Yes, but only if the local government requires off-street parking to be replaced in which case flexible arrangements such as tandem, including existing driveways and uncovered parking are allowed. Local governments have an opportunity to be flexible and promote ADUs that are being created on existing parking space and can consider not requiring replacement parking.
No, setbacks must not be required when a garage is converted or when existing space (e.g., game room or office) above a garage is converted. Rear and side yard setbacks of no more than five feet are required when new spaceis added above a garage for an ADU. In this case, the setbacks only apply to the added space above the garage, not the existing garage and the ADU can be constructed wholly or partly above the garage, including extending beyond the garage walls. Also, when a garage, carport or covered parking structure is demolished or where the parking area ceases to exist so an ADU can be created, the replacement parking must be allowed in any “configuration” on the lot, “…including, local governments must provide reasonable accommodation to persons with disabilities to promote equal access housing and comply with fair housing laws and housing element law. The reasonable accommodation procedure must provide exception to zoning and land use regulations which includes an ADU ordinance. Potential exceptions are not limited and may include development standards such as setbacks and parking requirements and permitted uses that further the housing opportunities of individuals with disabilities, but not limited to, covered spaces, uncovered spaces, or tandem spaces, or….” Configuration can be applied in a flexible manner to not burden the creation of ADUs. For example, spatial configurations like tandem on existing driveways in setback areas or not requiring excessive distances from the street would be appropriate.
Yes, ADUs located in single family residential zones and existing space of a single family residence or accessory structure must be approved regardless of zoning standards (Section 65852.2(a)(1)(B)) for ADUs, including locational requirements (Section 65852.2(a)(1)(A)), subject to usual non-appealable ministerial building permit requirements. For example, ADUs in existing space does not necessitate a zoning clearance and must not be limited to certain zones or areas or subject to height, lot size, lot coverage, unit size, architectural review, landscape or parking requirements. Simply, where a single family residence or accessory structure exists in any single family residential zone, so can an ADU. The purpose is to streamline and expand potential for ADUs where impact is minimal and the existing footprint is not being increased. Zoning requirements are not a basis for denying a ministerial building permit for an ADU, including non-conforming lots or structures. The phrase, “..within the existing space” includes areas within a primary home or within an attached or detached accessory structure such as a garage, a carriage house, a pool house, a rear yard studio and similar enclosed structures.
No, however, a local government can require an applicant to be an owner occupant. The owner may reside in the primary or accessory structure. Local governments can also require the ADU to not be used for short term rentals (terms lesser than 30 days). Both owner occupant use and prohibition on short term rentals can be required on the same property. Local agencies which impose this requirement should require recordation of a deed restriction regarding owner occupancy to comply with GC Section 27281.5

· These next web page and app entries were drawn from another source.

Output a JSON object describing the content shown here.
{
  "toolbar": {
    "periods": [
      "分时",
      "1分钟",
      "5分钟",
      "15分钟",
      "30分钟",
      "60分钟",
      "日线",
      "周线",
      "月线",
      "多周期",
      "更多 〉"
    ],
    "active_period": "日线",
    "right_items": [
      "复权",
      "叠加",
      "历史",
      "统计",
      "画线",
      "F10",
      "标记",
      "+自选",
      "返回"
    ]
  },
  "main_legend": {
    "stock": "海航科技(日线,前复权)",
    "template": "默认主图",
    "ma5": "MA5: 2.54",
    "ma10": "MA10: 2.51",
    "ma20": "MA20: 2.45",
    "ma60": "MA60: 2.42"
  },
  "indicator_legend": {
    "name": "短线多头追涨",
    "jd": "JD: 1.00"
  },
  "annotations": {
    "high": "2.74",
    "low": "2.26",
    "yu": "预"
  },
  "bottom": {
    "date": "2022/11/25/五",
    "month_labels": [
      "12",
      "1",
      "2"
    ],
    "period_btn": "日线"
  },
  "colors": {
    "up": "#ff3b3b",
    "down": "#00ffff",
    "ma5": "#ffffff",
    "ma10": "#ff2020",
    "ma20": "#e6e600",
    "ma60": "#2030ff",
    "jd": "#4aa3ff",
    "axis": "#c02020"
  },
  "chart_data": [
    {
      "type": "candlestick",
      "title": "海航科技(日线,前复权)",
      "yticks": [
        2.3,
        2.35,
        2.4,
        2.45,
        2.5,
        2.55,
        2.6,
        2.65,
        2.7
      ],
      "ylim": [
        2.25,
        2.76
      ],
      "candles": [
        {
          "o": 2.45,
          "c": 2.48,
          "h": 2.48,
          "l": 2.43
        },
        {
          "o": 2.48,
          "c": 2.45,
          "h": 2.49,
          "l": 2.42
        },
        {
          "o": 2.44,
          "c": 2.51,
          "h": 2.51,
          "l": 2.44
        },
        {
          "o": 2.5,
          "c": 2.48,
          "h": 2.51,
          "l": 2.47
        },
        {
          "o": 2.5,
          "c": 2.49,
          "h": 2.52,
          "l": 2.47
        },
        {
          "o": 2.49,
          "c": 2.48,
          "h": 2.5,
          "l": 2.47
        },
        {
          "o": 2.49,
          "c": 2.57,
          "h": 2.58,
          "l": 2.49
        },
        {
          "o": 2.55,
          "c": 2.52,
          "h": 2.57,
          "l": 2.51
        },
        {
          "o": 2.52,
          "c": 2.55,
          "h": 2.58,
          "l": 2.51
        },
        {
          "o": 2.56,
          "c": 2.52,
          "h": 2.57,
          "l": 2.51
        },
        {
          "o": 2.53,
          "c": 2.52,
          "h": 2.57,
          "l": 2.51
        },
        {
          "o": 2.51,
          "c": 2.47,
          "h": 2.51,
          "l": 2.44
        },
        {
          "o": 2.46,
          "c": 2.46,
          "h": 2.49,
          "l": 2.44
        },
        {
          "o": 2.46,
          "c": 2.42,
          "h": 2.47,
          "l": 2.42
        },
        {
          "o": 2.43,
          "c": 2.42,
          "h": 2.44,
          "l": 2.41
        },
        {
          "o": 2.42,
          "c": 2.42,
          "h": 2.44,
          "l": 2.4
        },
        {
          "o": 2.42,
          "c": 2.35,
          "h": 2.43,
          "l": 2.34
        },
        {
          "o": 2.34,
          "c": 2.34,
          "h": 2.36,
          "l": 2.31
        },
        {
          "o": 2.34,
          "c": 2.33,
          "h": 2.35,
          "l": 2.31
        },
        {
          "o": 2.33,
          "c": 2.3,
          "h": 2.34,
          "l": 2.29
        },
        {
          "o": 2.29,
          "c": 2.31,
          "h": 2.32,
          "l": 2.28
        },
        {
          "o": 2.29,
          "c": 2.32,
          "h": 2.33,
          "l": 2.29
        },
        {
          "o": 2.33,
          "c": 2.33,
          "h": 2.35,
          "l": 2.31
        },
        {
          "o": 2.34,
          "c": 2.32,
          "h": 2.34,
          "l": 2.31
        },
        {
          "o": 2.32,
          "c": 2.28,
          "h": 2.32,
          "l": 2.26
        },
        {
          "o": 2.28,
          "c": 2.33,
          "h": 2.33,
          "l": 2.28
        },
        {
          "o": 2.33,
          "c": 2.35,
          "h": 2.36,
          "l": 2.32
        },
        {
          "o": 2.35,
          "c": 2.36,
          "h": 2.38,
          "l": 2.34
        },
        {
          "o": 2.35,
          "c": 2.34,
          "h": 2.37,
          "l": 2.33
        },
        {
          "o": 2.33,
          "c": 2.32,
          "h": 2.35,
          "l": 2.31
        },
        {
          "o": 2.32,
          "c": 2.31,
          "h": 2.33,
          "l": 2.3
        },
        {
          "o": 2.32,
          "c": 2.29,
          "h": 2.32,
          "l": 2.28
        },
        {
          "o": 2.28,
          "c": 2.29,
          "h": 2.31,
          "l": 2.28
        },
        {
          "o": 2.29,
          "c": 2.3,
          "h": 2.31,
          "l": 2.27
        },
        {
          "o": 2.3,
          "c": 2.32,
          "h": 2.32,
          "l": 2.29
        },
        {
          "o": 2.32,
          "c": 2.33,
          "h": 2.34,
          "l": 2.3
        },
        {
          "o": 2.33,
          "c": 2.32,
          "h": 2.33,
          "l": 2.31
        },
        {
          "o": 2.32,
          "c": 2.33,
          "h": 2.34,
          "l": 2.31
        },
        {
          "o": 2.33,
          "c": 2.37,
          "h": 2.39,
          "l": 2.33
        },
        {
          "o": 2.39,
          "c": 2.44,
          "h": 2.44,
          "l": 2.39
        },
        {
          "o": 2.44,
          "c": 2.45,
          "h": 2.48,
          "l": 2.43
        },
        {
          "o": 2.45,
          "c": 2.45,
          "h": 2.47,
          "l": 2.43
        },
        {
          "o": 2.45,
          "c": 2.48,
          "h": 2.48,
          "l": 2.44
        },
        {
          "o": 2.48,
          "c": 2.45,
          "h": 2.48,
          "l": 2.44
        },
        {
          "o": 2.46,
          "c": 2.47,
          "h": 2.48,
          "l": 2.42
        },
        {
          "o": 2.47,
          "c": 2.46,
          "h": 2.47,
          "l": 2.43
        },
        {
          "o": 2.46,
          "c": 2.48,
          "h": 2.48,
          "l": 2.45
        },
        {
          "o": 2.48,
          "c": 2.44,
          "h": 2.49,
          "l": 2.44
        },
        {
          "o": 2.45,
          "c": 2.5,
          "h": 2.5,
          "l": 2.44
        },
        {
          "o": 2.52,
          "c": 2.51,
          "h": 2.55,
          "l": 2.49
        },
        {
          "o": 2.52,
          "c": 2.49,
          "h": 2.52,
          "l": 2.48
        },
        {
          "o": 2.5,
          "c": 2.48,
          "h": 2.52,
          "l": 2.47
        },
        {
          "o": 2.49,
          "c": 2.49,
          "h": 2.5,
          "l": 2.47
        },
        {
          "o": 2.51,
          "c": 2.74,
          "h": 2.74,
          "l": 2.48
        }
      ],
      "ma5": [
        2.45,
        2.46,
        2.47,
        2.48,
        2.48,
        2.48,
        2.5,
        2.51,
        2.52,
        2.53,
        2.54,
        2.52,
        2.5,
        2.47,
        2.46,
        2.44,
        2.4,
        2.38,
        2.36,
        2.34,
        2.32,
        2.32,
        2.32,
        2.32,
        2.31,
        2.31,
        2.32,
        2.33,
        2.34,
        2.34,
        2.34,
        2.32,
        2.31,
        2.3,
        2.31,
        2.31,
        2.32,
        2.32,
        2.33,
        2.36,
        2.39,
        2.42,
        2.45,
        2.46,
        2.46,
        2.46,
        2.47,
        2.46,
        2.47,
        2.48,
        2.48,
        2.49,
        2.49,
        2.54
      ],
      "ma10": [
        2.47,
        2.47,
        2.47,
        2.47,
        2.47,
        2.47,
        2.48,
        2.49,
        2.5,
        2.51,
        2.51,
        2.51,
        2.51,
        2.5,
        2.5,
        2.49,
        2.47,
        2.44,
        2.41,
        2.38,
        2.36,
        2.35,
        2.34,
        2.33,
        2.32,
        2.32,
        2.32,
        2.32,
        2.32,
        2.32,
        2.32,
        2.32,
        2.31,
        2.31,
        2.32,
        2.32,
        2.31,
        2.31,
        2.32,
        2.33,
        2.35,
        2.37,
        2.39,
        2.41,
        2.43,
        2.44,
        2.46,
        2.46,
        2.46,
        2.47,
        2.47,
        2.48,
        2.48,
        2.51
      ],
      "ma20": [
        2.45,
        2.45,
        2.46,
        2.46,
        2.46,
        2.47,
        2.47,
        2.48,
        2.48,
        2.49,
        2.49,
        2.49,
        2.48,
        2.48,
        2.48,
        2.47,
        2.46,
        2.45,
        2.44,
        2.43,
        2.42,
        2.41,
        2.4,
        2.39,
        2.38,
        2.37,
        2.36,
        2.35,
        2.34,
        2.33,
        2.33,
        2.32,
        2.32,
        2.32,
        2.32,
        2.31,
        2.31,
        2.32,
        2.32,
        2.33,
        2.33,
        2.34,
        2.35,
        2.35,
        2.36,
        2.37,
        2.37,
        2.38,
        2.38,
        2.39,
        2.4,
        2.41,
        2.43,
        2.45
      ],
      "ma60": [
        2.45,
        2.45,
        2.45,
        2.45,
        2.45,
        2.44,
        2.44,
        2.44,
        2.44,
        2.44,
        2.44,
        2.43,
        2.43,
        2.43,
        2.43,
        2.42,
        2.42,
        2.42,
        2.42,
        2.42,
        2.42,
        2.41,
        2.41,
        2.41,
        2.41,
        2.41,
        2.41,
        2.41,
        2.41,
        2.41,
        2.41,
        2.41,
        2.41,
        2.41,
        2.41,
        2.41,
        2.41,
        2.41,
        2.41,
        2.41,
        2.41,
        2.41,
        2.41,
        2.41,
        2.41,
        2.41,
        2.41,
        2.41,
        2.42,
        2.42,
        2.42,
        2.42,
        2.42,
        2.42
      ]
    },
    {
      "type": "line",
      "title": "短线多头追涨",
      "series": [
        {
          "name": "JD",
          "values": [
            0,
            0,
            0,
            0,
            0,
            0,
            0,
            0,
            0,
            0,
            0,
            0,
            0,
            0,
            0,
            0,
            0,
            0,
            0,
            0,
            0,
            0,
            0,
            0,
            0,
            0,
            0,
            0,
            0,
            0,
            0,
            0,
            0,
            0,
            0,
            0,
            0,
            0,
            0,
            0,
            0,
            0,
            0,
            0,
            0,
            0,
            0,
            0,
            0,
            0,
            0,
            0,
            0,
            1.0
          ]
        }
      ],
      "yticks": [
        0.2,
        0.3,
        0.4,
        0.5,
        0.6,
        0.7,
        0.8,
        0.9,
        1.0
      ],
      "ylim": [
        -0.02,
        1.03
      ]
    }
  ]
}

Yes. ADU law explicitly applies to “local agencies” which are defined as a city, county, or city and county whether general law or chartered (Section 65852.2(i)(2)).
Yes, local governments may report ADUs as progress toward Regional Housing Need Allocation pursuant to Government Code Section 65400 based on the actual or anticipated affordability. See below frequently asked questions for JADUs for additional discussion.
Yes, ADU ordinances must be submitted to the State Department of Housing and Community Development within 60 days after adoption, including amendments to existing ordinances. However, upon submittal, the ordinance is not subject to a Department review and findings process similar to housing element law (GC Section 65585)